Half the world’s email servers powered by EXIM is vulnerable to hacking by Russian hacking group Sandworm using “Return of the WIZard” vulnerability
If you are a noob, you probably don’t know about Exim email servers. These Exim email servers power half the world’s email systems and are vulnerable to a critical vulnerability identified as “Return of the WIZard” or CVE-2019-10149. What makes it doubly potent is that a known Russia sponsored hacking group, Sandworm is exploiting this vulnerability to gain access to the Exim email servers.
The severity of the vulnerability can be gauged by the fact that the premier United States spying agency, NSA has issued a security alert naming Russia for the first time. The US National Security Agency (NSA) has warned of Russian backed Sandworm hacking attacks against Exim email servers using the Return of the WIZard vulnerability.
What is an Exim email server?
Exim is a mail transfer agent (MTA) which is software that runs on email servers to relay emails from senders to recipients. It is used by nearly half of the world’s email services including Microsoft. Exim is a general and flexible mailer with extensive facilities for checking incoming e-mail. Exim 4 is currently the default MTA on Debian GNU/Linux systems.
What is the Return of the WIZard or CVE-2019-10149 vulnerability?
The CVE-2019-10149 or Return of the WIZard vulnerability was discovered in Exim mail servers in June 2019. It impacts nearly half the email servers in the world. The vulnerability was discovered by Qualys, a cyber-security firm that found that the vulnerability affects Exim installations running versions 4.87 to 4.91. The Return of the WIZard vulnerability is described as a remote command execution — different, but just as dangerous as a remote code execution flaw — that lets a local or remote attacker run commands on the Exim server as root.

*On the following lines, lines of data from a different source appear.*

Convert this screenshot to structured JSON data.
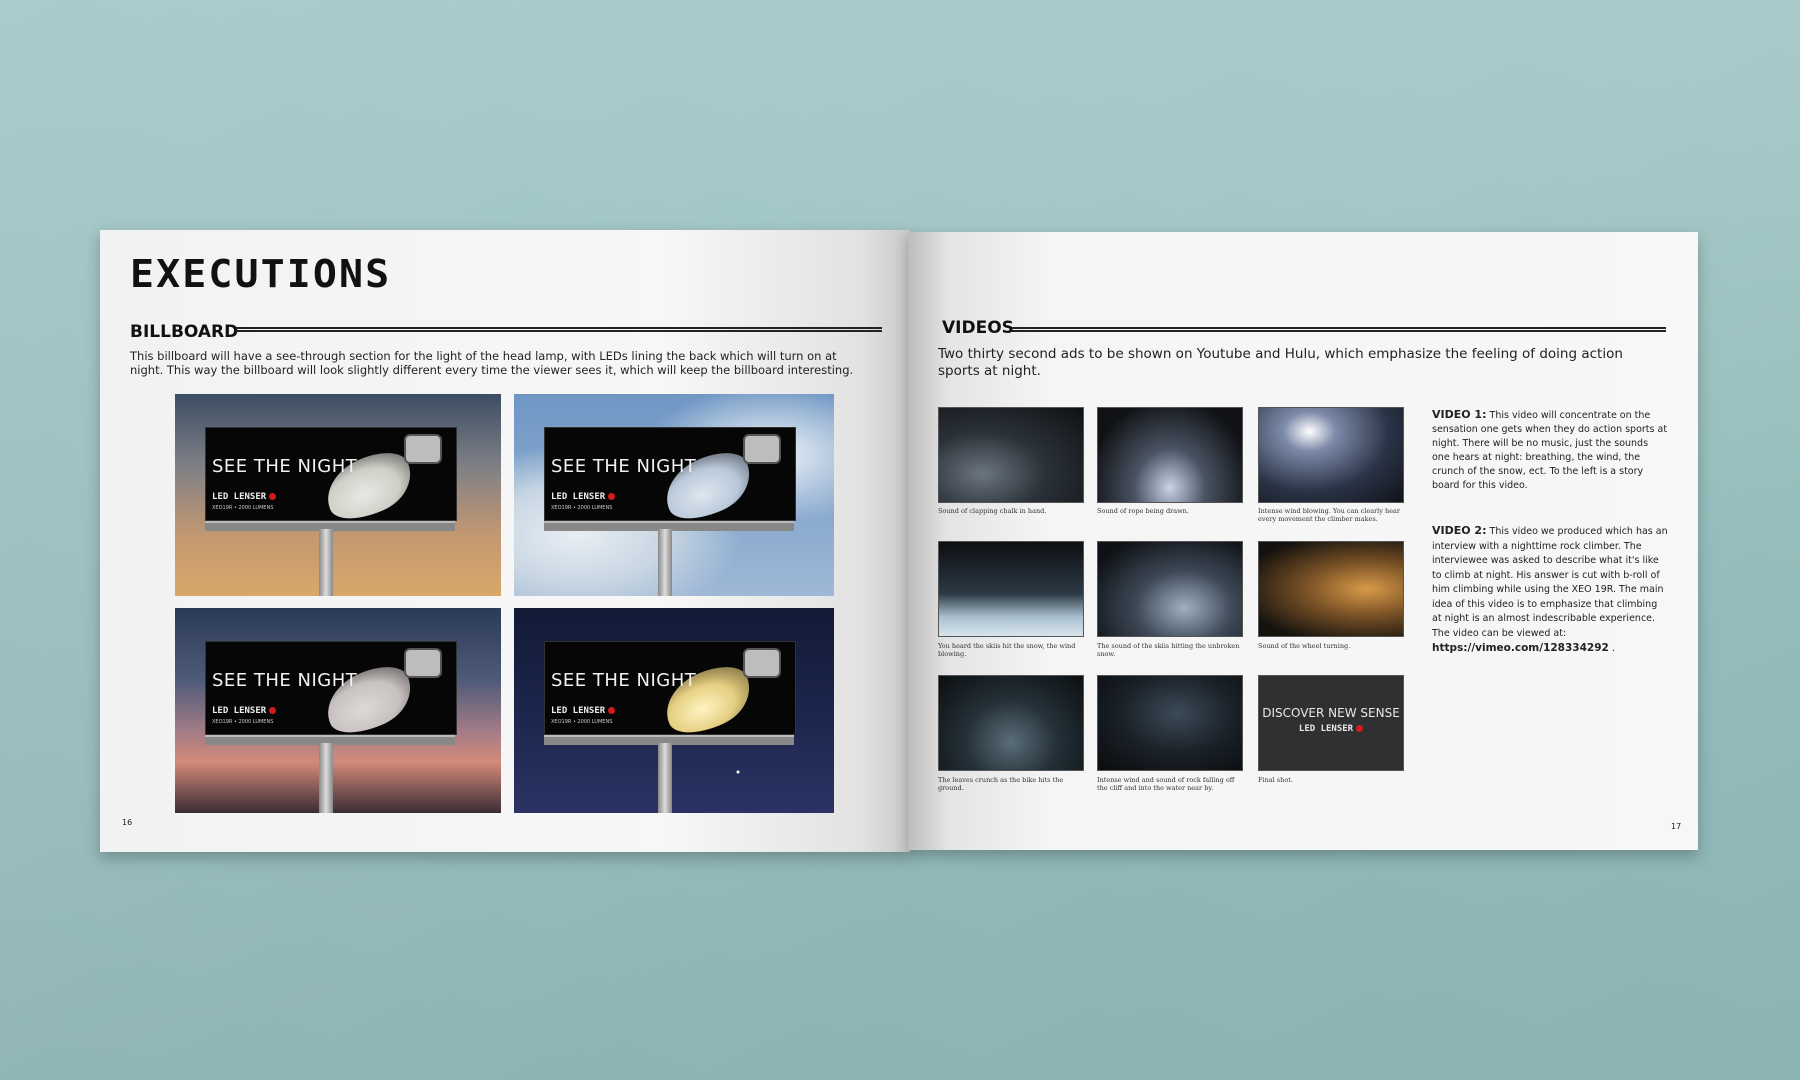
{
  "left_page": {
    "title": "EXECUTIONS",
    "section": "BILLBOARD",
    "description": "This billboard will have a see-through section for the light of the head lamp, with LEDs lining the back which will turn on at night. This way the billboard will look slightly different every time the viewer sees it, which will keep the billboard interesting.",
    "billboard_headline": "SEE THE NIGHT",
    "brand": "LED LENSER",
    "model": "XEO19R • 2000 LUMENS",
    "page_number": "16"
  },
  "right_page": {
    "section": "VIDEOS",
    "description": "Two thirty second ads to be shown on Youtube and Hulu, which emphasize the feeling of doing action sports at night.",
    "storyboard": [
      {
        "caption": "Sound of clapping chalk in hand."
      },
      {
        "caption": "Sound of rope being drawn."
      },
      {
        "caption": "Intense wind blowing. You can clearly hear every movement the climber makes."
      },
      {
        "caption": "You heard the skiis hit the snow, the wind blowing."
      },
      {
        "caption": "The sound of the skiis hitting the unbroken snow."
      },
      {
        "caption": "Sound of the wheel turning."
      },
      {
        "caption": "The leaves crunch as the bike hits the ground."
      },
      {
        "caption": "Intense wind and sound of rock falling off the cliff and into the water near by."
      },
      {
        "caption": "Final shot."
      }
    ],
    "final_shot_text": "DISCOVER NEW SENSE",
    "final_shot_brand": "LED LENSER",
    "video1_label": "VIDEO 1:",
    "video1_text": "This video will concentrate on the sensation one gets when they do action sports at night. There will be no music, just the sounds one hears at night: breathing, the wind, the crunch of the snow, ect. To the left is a story board for this video.",
    "video2_label": "VIDEO 2:",
    "video2_text": "This video we produced which has an interview with a nighttime rock climber. The interviewee was asked to describe what it's like to climb at night. His answer is cut with b-roll of him climbing while using the XEO 19R. The main idea of this video is to emphasize that climbing at night is an almost indescribable experience. The video can be viewed at:",
    "video2_link": "https://vimeo.com/128334292",
    "video2_link_suffix": " .",
    "page_number": "17"
  }
}
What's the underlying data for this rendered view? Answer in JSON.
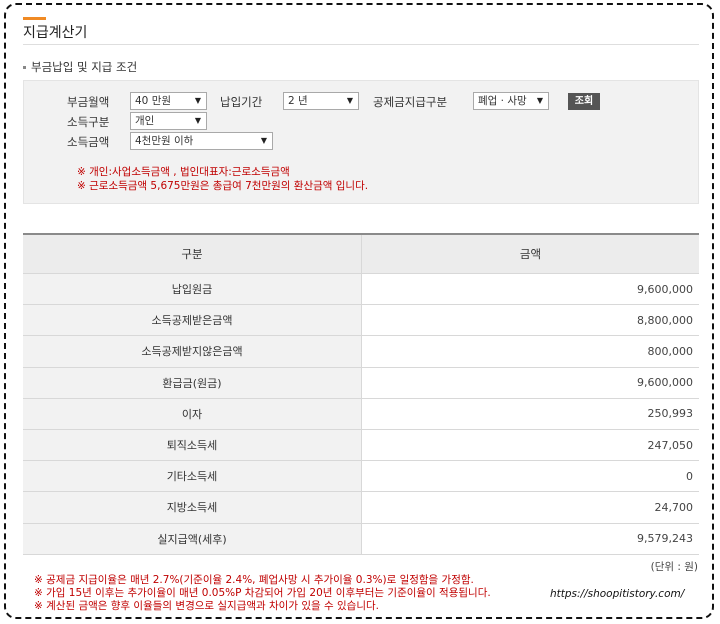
{
  "page": {
    "title": "지급계산기"
  },
  "section": {
    "title": "부금납입 및 지급 조건"
  },
  "form": {
    "monthly_label": "부금월액",
    "monthly_value": "40 만원",
    "period_label": "납입기간",
    "period_value": "2 년",
    "payout_type_label": "공제금지급구분",
    "payout_type_value": "폐업 · 사망",
    "search_button": "조회",
    "income_type_label": "소득구분",
    "income_type_value": "개인",
    "income_amount_label": "소득금액",
    "income_amount_value": "4천만원 이하"
  },
  "notes": [
    "※ 개인:사업소득금액 , 법인대표자:근로소득금액",
    "※ 근로소득금액 5,675만원은 총급여 7천만원의 환산금액 입니다."
  ],
  "table": {
    "headers": [
      "구분",
      "금액"
    ],
    "rows": [
      {
        "label": "납입원금",
        "value": "9,600,000"
      },
      {
        "label": "소득공제받은금액",
        "value": "8,800,000"
      },
      {
        "label": "소득공제받지않은금액",
        "value": "800,000"
      },
      {
        "label": "환급금(원금)",
        "value": "9,600,000"
      },
      {
        "label": "이자",
        "value": "250,993"
      },
      {
        "label": "퇴직소득세",
        "value": "247,050"
      },
      {
        "label": "기타소득세",
        "value": "0"
      },
      {
        "label": "지방소득세",
        "value": "24,700"
      },
      {
        "label": "실지급액(세후)",
        "value": "9,579,243"
      }
    ]
  },
  "unit_label": "(단위 : 원)",
  "footnotes": [
    "※ 공제금 지급이율은 매년 2.7%(기준이율 2.4%, 폐업사망 시 추가이율 0.3%)로 일정함을 가정함.",
    "※ 가입 15년 이후는 추가이율이 매년 0.05%P 차감되어 가입 20년 이후부터는 기준이율이 적용됩니다.",
    "※ 계산된 금액은 향후 이율들의 변경으로 실지급액과 차이가 있을 수 있습니다."
  ],
  "watermark": "https://shoopitistory.com/",
  "colors": {
    "accent": "#f08a24",
    "note_red": "#c00000",
    "button_bg": "#555555"
  }
}
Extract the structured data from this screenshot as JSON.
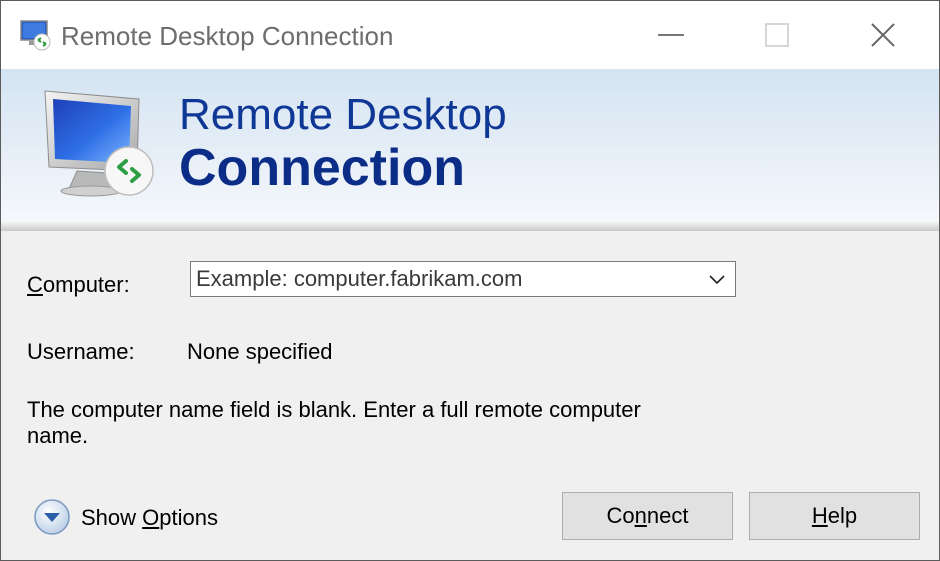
{
  "window": {
    "title": "Remote Desktop Connection"
  },
  "banner": {
    "line1": "Remote Desktop",
    "line2": "Connection"
  },
  "form": {
    "computer_label_mnemonic": "C",
    "computer_label_rest": "omputer:",
    "computer_placeholder": "Example: computer.fabrikam.com",
    "computer_value": "",
    "username_label": "Username:",
    "username_value": "None specified",
    "message": "The computer name field is blank. Enter a full remote computer name."
  },
  "footer": {
    "show_options_pre": "Show ",
    "show_options_mnemonic": "O",
    "show_options_post": "ptions",
    "connect_pre": "Co",
    "connect_mnemonic": "n",
    "connect_post": "nect",
    "help_mnemonic": "H",
    "help_post": "elp"
  },
  "colors": {
    "banner_text": "#0f3795",
    "accent_green": "#3aa84a",
    "button_face": "#e1e1e1"
  },
  "icons": {
    "app": "remote-desktop-icon",
    "banner": "remote-desktop-monitor-icon",
    "options": "chevron-down-circle-icon",
    "dropdown": "chevron-down-icon"
  }
}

Qualys said the vulnerability can be exploited instantly by a local attacker that has a presence on an email server, even with a low-privileged account. The vulnerability allows hackers to remotely scan the internet for vulnerable servers, and take over systems. The vulnerability was exploited by hackers just two weeks after it was discovered as it was pretty easy to exploit. “To remotely exploit this vulnerability in the default configuration, an attacker must keep a connection to the vulnerable server open for 7 days (by transmitting one byte every few minutes),” researchers said. The vulnerability was accidentally patched with the release of Exim 4.92 but at the time the Exim team didn’t know they fixed a major security hole.
However, many of the world’s email services have not upgraded their systems to Exim 4.92 leaving their Exim powered email servers vulnerable to the Return of the WIZard vulnerability.
Who are the Sandworm hacking group?
Sandworm hacking group is a Russian state-sponsored hacking enterprise. Sandworm consists of the members of elite Russian hacking Unit 74455 of the GRU Main Center for Special Technologies (GTsST), a division of the Russian military intelligence service.
Sandworm has been quite active in hacking anti-Russia services. Sandworm hacking group had targeted industrial control systems using a tool called Black Energy, The Black Energy tool has been associated with electricity and power generation for espionage, denial of service, and data destruction purposes. Sandworm has also been accused of hacking the Ukrainian electrical grid in 2015. It also DDoSed Ukraine’s electrical grid just before Russia invaded Georgia.
NSA believes Sandworm is active in exploiting the Return of the WIZard vulnerability in the EXIM mail transfer agent since July 2019 after the vulnerability was disclosed by Qualys. “When Sandworm exploited CVE-2019-10149, the victim machine would subsequently download and execute a shell script from a Sandworm-controlled domain,” the NSA report says.
This shell script would:
- Add privileged users
- Disable network security settings
- Update SSH configurations to enable additional remote access
- Execute an additional script to enable follow-on exploitation
The NSA is now warning private and government organizations to update their Exim servers to version 4.93 and look for signs of compromise by following this tweet:
How can you tell if your Exim server was owned by RU using CVE-2019-10149? Check your @Zeekurity #networksecuritymonitoring logs. Look at that lovely unencrypted HTTP callback. Zeek would likely have conn, HTTP, SMTP entries, and possibly files as well. https://t.co/E9RAeyaY7T pic.twitter.com/OTMLh9R0Z5
— Richard Bejtlich (@taosecurity) May 28, 2020
According to NSA, nearly half of the world’s email servers are vulnerable to the Sandworm’s hacking attacks. This stats from May 1, 2020, reveals that only half of all Exim servers have been updated to version 4.93, or later.